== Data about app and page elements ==

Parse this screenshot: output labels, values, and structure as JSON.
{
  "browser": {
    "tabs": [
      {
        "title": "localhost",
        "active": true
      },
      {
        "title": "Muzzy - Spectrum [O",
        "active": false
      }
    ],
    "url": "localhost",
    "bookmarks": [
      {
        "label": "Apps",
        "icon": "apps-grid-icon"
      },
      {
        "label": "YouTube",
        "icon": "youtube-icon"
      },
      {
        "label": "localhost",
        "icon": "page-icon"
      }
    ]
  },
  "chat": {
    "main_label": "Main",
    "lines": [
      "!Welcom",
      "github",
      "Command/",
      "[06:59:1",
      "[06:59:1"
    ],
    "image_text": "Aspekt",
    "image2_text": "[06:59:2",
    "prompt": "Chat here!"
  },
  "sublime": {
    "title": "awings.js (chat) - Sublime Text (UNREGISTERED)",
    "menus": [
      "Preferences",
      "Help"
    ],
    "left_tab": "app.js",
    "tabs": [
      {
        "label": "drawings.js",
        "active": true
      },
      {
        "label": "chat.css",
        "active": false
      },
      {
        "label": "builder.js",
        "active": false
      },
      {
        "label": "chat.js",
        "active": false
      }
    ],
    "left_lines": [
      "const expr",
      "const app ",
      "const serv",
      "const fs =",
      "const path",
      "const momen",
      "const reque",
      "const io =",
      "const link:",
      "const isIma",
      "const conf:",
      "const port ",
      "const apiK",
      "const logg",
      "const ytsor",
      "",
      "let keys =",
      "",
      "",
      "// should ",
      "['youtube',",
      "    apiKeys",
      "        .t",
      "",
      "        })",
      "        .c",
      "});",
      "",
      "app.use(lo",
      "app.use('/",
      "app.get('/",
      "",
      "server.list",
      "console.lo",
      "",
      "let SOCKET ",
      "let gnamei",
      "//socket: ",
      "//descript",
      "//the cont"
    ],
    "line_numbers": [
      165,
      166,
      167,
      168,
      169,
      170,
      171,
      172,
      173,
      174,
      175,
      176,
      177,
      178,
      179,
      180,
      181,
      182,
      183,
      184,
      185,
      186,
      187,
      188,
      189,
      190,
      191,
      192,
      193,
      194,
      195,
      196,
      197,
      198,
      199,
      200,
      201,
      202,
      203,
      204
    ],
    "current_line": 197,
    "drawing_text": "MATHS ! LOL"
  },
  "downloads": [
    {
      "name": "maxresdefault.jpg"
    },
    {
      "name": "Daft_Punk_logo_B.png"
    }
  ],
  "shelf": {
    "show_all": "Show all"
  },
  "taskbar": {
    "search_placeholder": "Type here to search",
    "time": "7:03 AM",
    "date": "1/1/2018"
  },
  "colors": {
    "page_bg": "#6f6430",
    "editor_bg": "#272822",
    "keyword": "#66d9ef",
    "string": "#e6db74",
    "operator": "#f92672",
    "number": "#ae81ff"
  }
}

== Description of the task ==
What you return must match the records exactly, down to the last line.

== Completed exercise ==
Parse this screenshot: output labels, values, and structure as JSON.
{
  "browser": {
    "tabs": [
      {
        "title": "localhost",
        "active": true
      },
      {
        "title": "Muzzy - Spectrum [O",
        "active": false
      }
    ],
    "url": "localhost",
    "bookmarks": [
      {
        "label": "Apps",
        "icon": "apps-grid-icon"
      },
      {
        "label": "YouTube",
        "icon": "youtube-icon"
      },
      {
        "label": "localhost",
        "icon": "page-icon"
      }
    ]
  },
  "chat": {
    "main_label": "Main",
    "lines": [
      "!Welcom",
      "github",
      "Command/",
      "[06:59:1",
      "[06:59:1"
    ],
    "image_text": "Aspekt",
    "image2_text": "[06:59:2",
    "prompt": "Chat here!"
  },
  "sublime": {
    "title": "awings.js (chat) - Sublime Text (UNREGISTERED)",
    "menus": [
      "Preferences",
      "Help"
    ],
    "left_tab": "app.js",
    "tabs": [
      {
        "label": "drawings.js",
        "active": true
      },
      {
        "label": "chat.css",
        "active": false
      },
      {
        "label": "builder.js",
        "active": false
      },
      {
        "label": "chat.js",
        "active": false
      }
    ],
    "left_lines": [
      "const expr",
      "const app ",
      "const serv",
      "const fs =",
      "const path",
      "const momen",
      "const reque",
      "const io =",
      "const link:",
      "const isIma",
      "const conf:",
      "const port ",
      "const apiK",
      "const logg",
      "const ytsor",
      "",
      "let keys =",
      "",
      "",
      "// should ",
      "['youtube',",
      "    apiKeys",
      "        .t",
      "",
      "        })",
      "        .c",
      "});",
      "",
      "app.use(lo",
      "app.use('/",
      "app.get('/",
      "",
      "server.list",
      "console.lo",
      "",
      "let SOCKET ",
      "let gnamei",
      "//socket: ",
      "//descript",
      "//the cont"
    ],
    "line_numbers": [
      165,
      166,
      167,
      168,
      169,
      170,
      171,
      172,
      173,
      174,
      175,
      176,
      177,
      178,
      179,
      180,
      181,
      182,
      183,
      184,
      185,
      186,
      187,
      188,
      189,
      190,
      191,
      192,
      193,
      194,
      195,
      196,
      197,
      198,
      199,
      200,
      201,
      202,
      203,
      204
    ],
    "current_line": 197,
    "drawing_text": "MATHS ! LOL"
  },
  "downloads": [
    {
      "name": "maxresdefault.jpg"
    },
    {
      "name": "Daft_Punk_logo_B.png"
    }
  ],
  "shelf": {
    "show_all": "Show all"
  },
  "taskbar": {
    "search_placeholder": "Type here to search",
    "time": "7:03 AM",
    "date": "1/1/2018"
  },
  "colors": {
    "page_bg": "#6f6430",
    "editor_bg": "#272822",
    "keyword": "#66d9ef",
    "string": "#e6db74",
    "operator": "#f92672",
    "number": "#ae81ff"
  }
}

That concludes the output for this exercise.